Try it:
Lines that include the string "name" are the ones to copy from the entries below.

Dataset rows describing interfaces:
--- START ---
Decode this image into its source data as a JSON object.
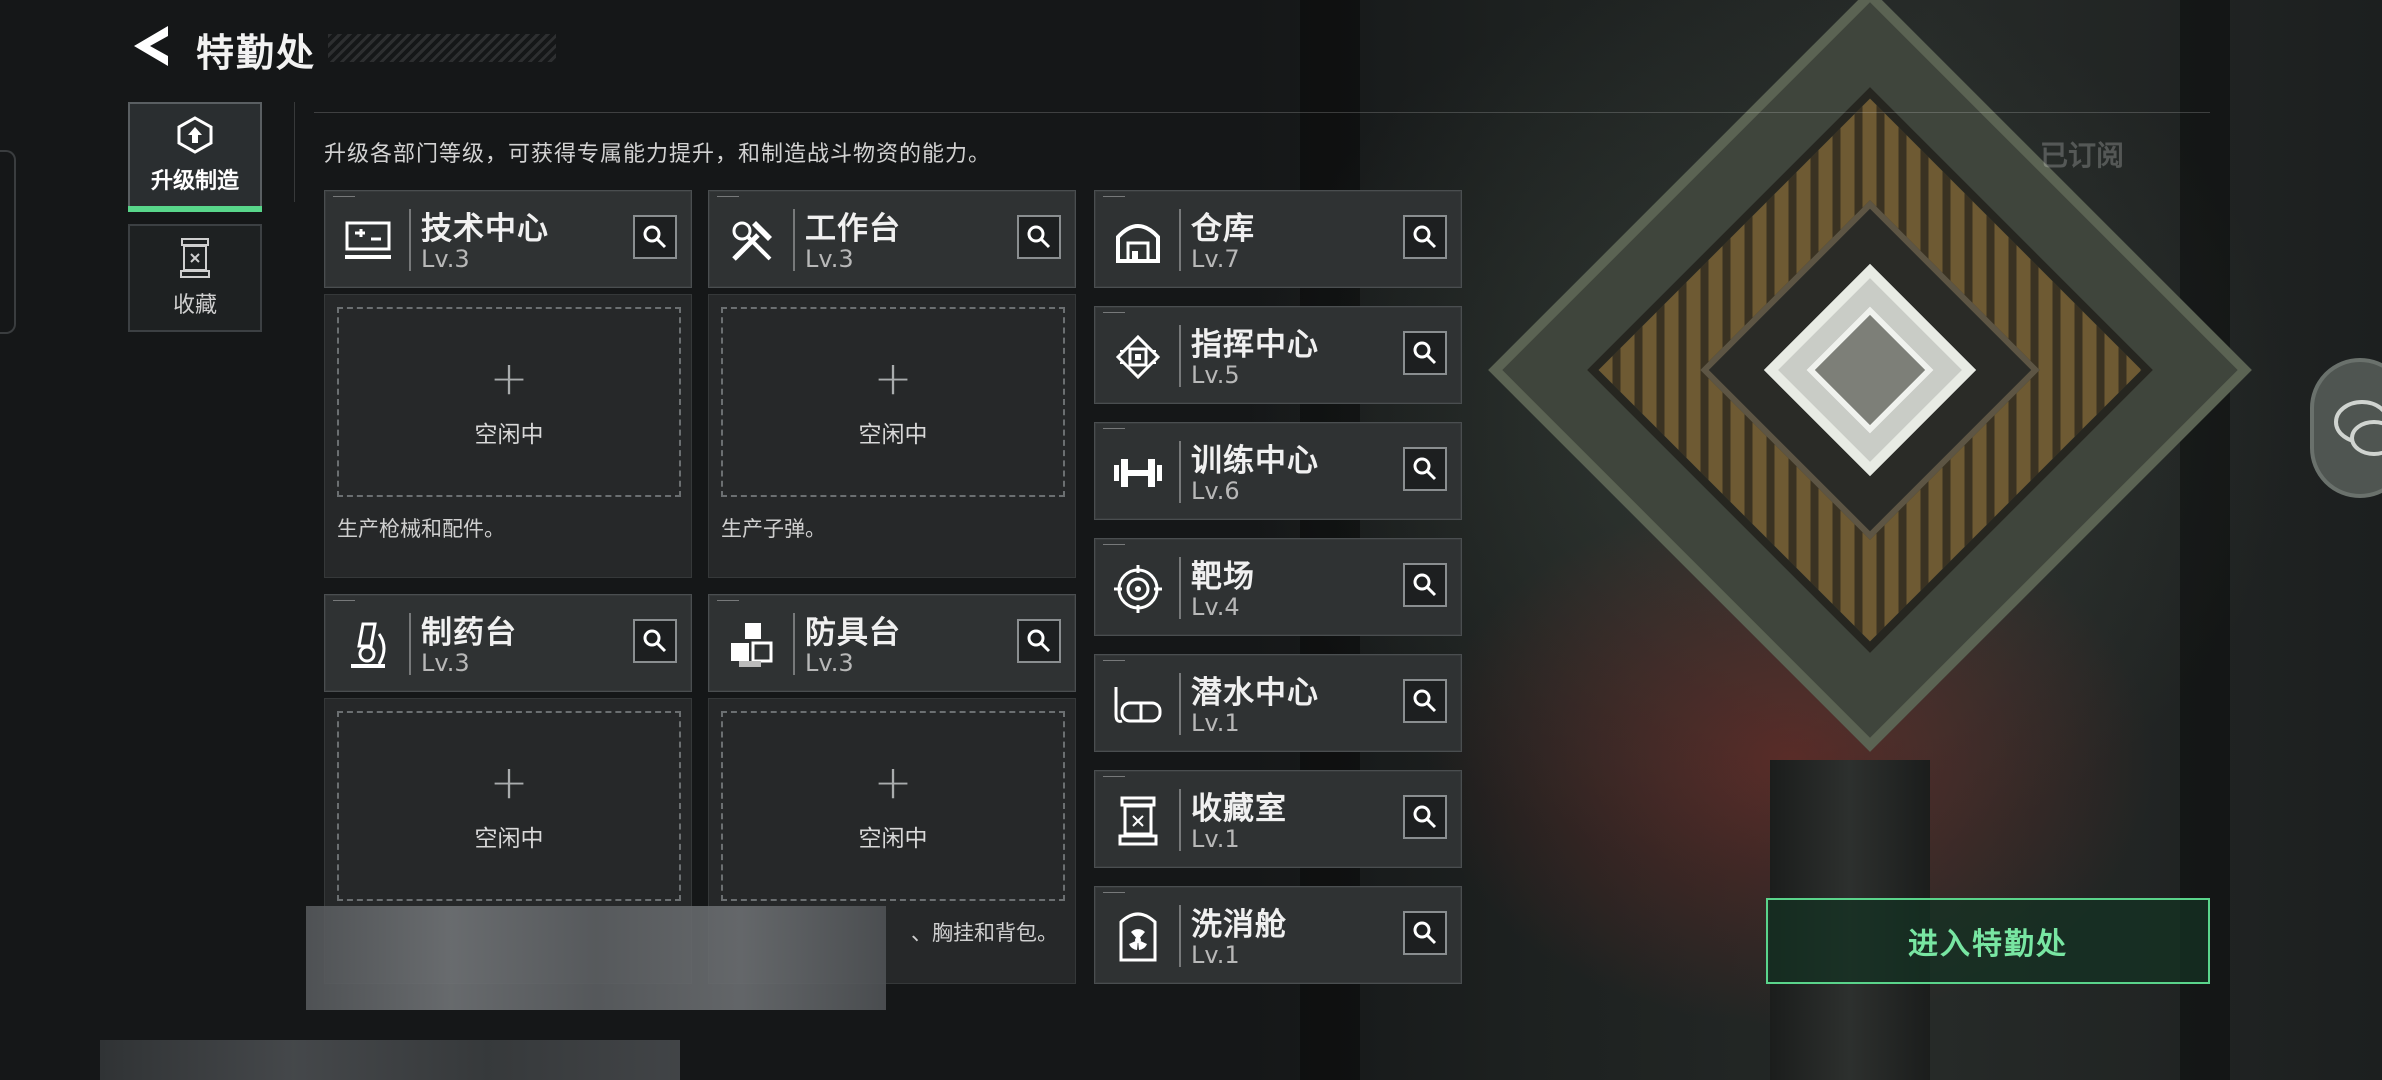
{
  "header": {
    "title": "特勤处"
  },
  "sidebar": {
    "tabs": [
      {
        "label": "升级制造",
        "icon": "upgrade-gear-icon",
        "active": true
      },
      {
        "label": "收藏",
        "icon": "collection-capsule-icon",
        "active": false
      }
    ]
  },
  "main": {
    "description": "升级各部门等级，可获得专属能力提升，和制造战斗物资的能力。",
    "subscribed_label": "已订阅",
    "workshops": [
      {
        "name": "技术中心",
        "level": "Lv.3",
        "icon": "tech-center-icon",
        "slot_status": "空闲中",
        "note": "生产枪械和配件。"
      },
      {
        "name": "工作台",
        "level": "Lv.3",
        "icon": "workbench-tools-icon",
        "slot_status": "空闲中",
        "note": "生产子弹。"
      },
      {
        "name": "制药台",
        "level": "Lv.3",
        "icon": "microscope-icon",
        "slot_status": "空闲中",
        "note": ""
      },
      {
        "name": "防具台",
        "level": "Lv.3",
        "icon": "armor-blocks-icon",
        "slot_status": "空闲中",
        "note": "、胸挂和背包。"
      }
    ],
    "facilities": [
      {
        "name": "仓库",
        "level": "Lv.7",
        "icon": "warehouse-icon"
      },
      {
        "name": "指挥中心",
        "level": "Lv.5",
        "icon": "command-chip-icon"
      },
      {
        "name": "训练中心",
        "level": "Lv.6",
        "icon": "dumbbell-icon"
      },
      {
        "name": "靶场",
        "level": "Lv.4",
        "icon": "target-icon"
      },
      {
        "name": "潜水中心",
        "level": "Lv.1",
        "icon": "diving-mask-icon"
      },
      {
        "name": "收藏室",
        "level": "Lv.1",
        "icon": "display-case-icon"
      },
      {
        "name": "洗消舱",
        "level": "Lv.1",
        "icon": "radiation-chamber-icon"
      }
    ],
    "enter_button": "进入特勤处"
  },
  "colors": {
    "accent": "#58d68a",
    "panel": "#2f3233",
    "background": "#151718"
  }
}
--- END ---
Final answer:
        "name": "技术中心",
        "name": "工作台",
        "name": "制药台",
        "name": "防具台",
        "name": "仓库",
        "name": "指挥中心",
        "name": "训练中心",
        "name": "靶场",
        "name": "潜水中心",
        "name": "收藏室",
        "name": "洗消舱",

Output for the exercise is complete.